Ahead of tomorrow's vote on a proposed fare hike, the MTA finance committee committee has approved an increase in fares for subways, buses and commuter trains as well as bridge and tunnel tolls. The committee voted 5-1 in favor of the MTA's proposed 2008 budget, which includes the increased rates. The increase comes despite the authority's projected $521 million surplus at the end of the year and the possibility of another large surplus next year without a fare hike. Despite projections that put the agency in the black, it says they face a deficit in 2009.
The committee also shared some yearly ridership numbers comparing this year with 2005:
- 11,025 delayed trains on average each month - up 86%.
- 93.1% on-time performance - down 3.2%.
- 151,611 miles traveled by trains each month on average before mechanical problems - down 15%.
- Rider injury rate up 7%.
They blamed the construction projects and old subway cars for the poor performance numbers. But if the MTA is to be believed, relief is coming.
New York City Transit announced yesterday that they would improve subway and bus service during the 2nd half of 2008 assuming the MTA's finances improve or remain steady during the 1st quarter of 2008 after the fare increases. Improvements would include more frequent subway and bus service, increased service on some subway lines (like the G), an extension of some bus routes, and a new bus route in Manhattan - the M13 from the L.E.S. to East Midtown. These improvements would roll out at different times.

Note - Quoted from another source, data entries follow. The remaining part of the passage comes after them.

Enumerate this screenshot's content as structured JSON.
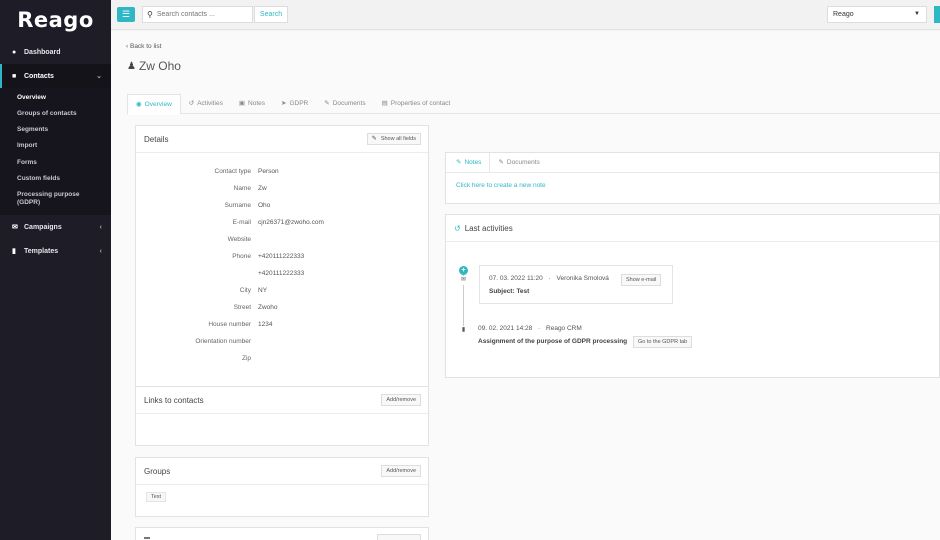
{
  "app": {
    "logo": "Reago"
  },
  "sidebar": {
    "items": [
      {
        "label": "Dashboard",
        "icon": "tachometer-icon"
      },
      {
        "label": "Contacts",
        "icon": "contacts-icon"
      },
      {
        "label": "Campaigns",
        "icon": "envelope-icon"
      },
      {
        "label": "Templates",
        "icon": "file-icon"
      }
    ],
    "contacts_sub": [
      {
        "label": "Overview"
      },
      {
        "label": "Groups of contacts"
      },
      {
        "label": "Segments"
      },
      {
        "label": "Import"
      },
      {
        "label": "Forms"
      },
      {
        "label": "Custom fields"
      },
      {
        "label": "Processing purpose (GDPR)"
      }
    ]
  },
  "topbar": {
    "search_placeholder": "Search contacts ...",
    "search_button": "Search",
    "account": "Reago"
  },
  "page": {
    "back": "Back to list",
    "title": "Zw Oho"
  },
  "tabs": [
    {
      "label": "Overview"
    },
    {
      "label": "Activities"
    },
    {
      "label": "Notes"
    },
    {
      "label": "GDPR"
    },
    {
      "label": "Documents"
    },
    {
      "label": "Properties of contact"
    }
  ],
  "details": {
    "title": "Details",
    "show_all": "Show all fields",
    "fields": [
      {
        "label": "Contact type",
        "value": "Person"
      },
      {
        "label": "Name",
        "value": "Zw"
      },
      {
        "label": "Surname",
        "value": "Oho"
      },
      {
        "label": "E-mail",
        "value": "cjn26371@zwoho.com"
      },
      {
        "label": "Website",
        "value": ""
      },
      {
        "label": "Phone",
        "value": "+420111222333"
      },
      {
        "label": "",
        "value": "+420111222333"
      },
      {
        "label": "City",
        "value": "NY"
      },
      {
        "label": "Street",
        "value": "Zwoho"
      },
      {
        "label": "House number",
        "value": "1234"
      },
      {
        "label": "Orientation number",
        "value": ""
      },
      {
        "label": "Zip",
        "value": ""
      }
    ]
  },
  "links": {
    "title": "Links to contacts",
    "button": "Add/remove"
  },
  "groups": {
    "title": "Groups",
    "button": "Add/remove",
    "tags": [
      "Test"
    ]
  },
  "notes_panel": {
    "tabs": [
      {
        "label": "Notes"
      },
      {
        "label": "Documents"
      }
    ],
    "create_link": "Click here to create a new note"
  },
  "activities": {
    "title": "Last activities",
    "items": [
      {
        "date": "07. 03. 2022 11:20",
        "author": "Veronika Smolová",
        "button": "Show e-mail",
        "subject": "Subject: Test"
      },
      {
        "date": "09. 02. 2021 14:28",
        "author": "Reago CRM",
        "text": "Assignment of the purpose of GDPR processing",
        "button": "Go to the GDPR tab"
      }
    ]
  },
  "colors": {
    "accent": "#30b7c5",
    "sidebar": "#1e1c26"
  }
}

While the MTA/NYCT claims that they will improve service with the pending fare hike and that they need the funds to stave off a deficit in 2009, we wonder whether subway service will actually improve with the hike.
Photo of what looks to be a fare beating Tom Otterness sculpture by wallyg on flickr